Records from a data collection:
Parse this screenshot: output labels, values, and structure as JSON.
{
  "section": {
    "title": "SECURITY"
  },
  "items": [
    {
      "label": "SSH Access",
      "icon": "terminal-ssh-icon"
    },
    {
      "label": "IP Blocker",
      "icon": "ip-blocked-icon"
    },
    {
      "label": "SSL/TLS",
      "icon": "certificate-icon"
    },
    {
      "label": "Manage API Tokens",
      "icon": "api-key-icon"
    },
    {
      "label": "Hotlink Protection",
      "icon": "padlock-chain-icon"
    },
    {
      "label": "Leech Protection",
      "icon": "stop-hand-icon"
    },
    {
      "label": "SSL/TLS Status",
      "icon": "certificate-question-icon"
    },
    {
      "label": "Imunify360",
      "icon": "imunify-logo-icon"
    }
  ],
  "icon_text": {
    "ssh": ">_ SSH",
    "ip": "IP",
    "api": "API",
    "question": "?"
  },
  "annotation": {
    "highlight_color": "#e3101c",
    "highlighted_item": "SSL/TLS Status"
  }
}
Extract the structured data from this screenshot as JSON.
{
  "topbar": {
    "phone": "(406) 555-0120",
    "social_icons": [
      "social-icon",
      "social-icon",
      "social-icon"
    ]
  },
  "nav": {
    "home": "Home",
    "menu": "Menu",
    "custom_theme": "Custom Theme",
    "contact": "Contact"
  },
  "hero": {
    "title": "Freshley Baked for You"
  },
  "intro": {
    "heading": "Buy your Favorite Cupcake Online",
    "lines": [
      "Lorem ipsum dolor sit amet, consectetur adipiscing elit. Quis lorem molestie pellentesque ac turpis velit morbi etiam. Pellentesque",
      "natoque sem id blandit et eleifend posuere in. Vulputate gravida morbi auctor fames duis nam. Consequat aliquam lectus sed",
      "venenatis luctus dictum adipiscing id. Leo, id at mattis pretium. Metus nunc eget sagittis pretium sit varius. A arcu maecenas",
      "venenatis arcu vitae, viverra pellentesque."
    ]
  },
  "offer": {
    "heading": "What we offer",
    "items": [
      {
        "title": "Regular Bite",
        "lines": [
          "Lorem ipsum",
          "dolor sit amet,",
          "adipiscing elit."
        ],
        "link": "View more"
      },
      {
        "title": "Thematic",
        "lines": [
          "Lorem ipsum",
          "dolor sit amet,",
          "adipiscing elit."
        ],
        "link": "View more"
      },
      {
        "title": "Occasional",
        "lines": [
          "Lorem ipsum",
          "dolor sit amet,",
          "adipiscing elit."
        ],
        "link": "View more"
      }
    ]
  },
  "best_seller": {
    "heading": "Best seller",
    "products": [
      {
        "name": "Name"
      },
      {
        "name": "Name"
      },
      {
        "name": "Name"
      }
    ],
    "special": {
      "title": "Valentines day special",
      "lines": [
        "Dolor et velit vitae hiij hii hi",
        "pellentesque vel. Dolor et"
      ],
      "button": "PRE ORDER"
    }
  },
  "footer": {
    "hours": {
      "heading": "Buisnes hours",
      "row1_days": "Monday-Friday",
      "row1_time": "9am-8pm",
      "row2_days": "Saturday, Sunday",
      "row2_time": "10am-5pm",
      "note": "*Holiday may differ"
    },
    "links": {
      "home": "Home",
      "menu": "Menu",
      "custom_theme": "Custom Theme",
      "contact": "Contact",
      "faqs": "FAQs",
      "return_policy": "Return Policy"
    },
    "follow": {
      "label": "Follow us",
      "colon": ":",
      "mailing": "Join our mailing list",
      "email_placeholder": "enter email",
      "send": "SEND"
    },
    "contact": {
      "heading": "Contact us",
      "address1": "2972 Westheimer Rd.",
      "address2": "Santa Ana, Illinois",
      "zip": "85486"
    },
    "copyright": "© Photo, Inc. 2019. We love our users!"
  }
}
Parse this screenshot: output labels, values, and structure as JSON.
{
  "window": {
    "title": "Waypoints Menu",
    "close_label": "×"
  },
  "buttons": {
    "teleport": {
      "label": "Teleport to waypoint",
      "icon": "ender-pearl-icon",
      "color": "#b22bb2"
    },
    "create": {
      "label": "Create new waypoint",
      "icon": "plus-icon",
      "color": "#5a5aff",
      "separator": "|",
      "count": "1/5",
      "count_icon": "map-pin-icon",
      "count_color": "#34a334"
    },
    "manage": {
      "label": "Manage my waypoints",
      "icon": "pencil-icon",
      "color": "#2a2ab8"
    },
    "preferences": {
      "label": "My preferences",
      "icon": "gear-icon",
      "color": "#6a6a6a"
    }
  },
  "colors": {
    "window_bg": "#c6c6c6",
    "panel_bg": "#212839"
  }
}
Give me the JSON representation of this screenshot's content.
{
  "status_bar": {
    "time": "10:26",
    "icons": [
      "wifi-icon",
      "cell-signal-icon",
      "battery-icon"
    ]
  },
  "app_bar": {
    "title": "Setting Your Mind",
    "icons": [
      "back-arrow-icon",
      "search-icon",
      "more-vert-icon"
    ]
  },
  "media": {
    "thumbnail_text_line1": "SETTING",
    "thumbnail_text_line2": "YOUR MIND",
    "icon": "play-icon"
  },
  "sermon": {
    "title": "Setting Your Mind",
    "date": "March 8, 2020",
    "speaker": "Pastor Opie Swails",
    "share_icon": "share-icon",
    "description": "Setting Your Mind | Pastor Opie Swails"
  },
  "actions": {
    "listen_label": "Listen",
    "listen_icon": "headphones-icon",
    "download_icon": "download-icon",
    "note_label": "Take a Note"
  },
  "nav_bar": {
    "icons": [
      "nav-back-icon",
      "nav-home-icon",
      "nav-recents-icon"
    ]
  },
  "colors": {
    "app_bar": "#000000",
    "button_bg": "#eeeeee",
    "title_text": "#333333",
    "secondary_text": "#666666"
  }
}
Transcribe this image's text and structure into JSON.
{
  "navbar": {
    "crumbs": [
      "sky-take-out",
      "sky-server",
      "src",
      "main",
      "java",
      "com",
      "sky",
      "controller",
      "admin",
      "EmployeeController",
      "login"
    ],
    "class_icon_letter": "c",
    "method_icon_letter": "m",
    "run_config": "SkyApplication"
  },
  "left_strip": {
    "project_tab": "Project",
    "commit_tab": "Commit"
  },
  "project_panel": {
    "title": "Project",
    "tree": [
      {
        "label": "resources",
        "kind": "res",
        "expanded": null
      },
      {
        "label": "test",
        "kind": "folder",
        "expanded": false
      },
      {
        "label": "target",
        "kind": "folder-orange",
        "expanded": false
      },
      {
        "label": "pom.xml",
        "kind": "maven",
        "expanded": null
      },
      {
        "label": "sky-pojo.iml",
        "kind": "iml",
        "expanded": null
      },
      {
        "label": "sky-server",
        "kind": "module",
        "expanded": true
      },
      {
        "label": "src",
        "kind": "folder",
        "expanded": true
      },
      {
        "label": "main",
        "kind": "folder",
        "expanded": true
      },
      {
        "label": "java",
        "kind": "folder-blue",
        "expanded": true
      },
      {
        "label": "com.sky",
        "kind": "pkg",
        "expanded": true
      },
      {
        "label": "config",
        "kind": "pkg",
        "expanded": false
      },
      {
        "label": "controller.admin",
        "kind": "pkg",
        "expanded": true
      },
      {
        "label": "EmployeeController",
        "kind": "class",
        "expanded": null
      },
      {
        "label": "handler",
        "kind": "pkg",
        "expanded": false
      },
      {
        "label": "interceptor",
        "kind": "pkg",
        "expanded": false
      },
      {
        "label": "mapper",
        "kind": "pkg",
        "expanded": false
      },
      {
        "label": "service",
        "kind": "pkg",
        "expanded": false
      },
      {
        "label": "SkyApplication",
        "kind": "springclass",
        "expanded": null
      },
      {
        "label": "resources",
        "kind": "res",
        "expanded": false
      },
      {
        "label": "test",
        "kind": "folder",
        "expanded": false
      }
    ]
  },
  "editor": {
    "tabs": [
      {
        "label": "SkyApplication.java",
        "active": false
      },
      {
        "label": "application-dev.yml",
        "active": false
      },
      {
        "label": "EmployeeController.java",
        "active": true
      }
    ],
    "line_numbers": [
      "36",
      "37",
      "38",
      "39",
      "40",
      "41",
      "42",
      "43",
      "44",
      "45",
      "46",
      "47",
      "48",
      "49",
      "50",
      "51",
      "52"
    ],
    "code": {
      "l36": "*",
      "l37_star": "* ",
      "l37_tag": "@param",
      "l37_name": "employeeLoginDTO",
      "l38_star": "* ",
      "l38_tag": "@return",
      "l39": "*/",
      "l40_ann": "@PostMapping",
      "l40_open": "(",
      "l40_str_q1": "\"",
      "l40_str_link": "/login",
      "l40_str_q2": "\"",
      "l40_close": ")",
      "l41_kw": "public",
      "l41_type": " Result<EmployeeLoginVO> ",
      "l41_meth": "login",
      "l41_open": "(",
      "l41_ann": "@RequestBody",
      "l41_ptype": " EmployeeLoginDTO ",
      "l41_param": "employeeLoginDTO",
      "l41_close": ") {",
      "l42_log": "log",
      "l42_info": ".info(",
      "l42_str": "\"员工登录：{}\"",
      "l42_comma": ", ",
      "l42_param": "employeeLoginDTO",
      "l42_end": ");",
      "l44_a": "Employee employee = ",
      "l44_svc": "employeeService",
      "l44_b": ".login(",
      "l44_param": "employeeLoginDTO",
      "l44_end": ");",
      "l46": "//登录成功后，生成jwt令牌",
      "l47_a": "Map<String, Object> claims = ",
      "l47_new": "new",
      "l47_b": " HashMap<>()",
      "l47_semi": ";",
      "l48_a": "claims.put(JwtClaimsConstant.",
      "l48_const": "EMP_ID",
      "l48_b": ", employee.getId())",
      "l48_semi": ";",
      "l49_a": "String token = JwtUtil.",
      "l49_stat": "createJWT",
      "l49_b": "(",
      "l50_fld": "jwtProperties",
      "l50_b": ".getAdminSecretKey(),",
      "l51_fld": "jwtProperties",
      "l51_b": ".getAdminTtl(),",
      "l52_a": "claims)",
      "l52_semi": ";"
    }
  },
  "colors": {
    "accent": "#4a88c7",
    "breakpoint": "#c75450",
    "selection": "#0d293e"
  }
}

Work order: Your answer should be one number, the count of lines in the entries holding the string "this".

Result: 5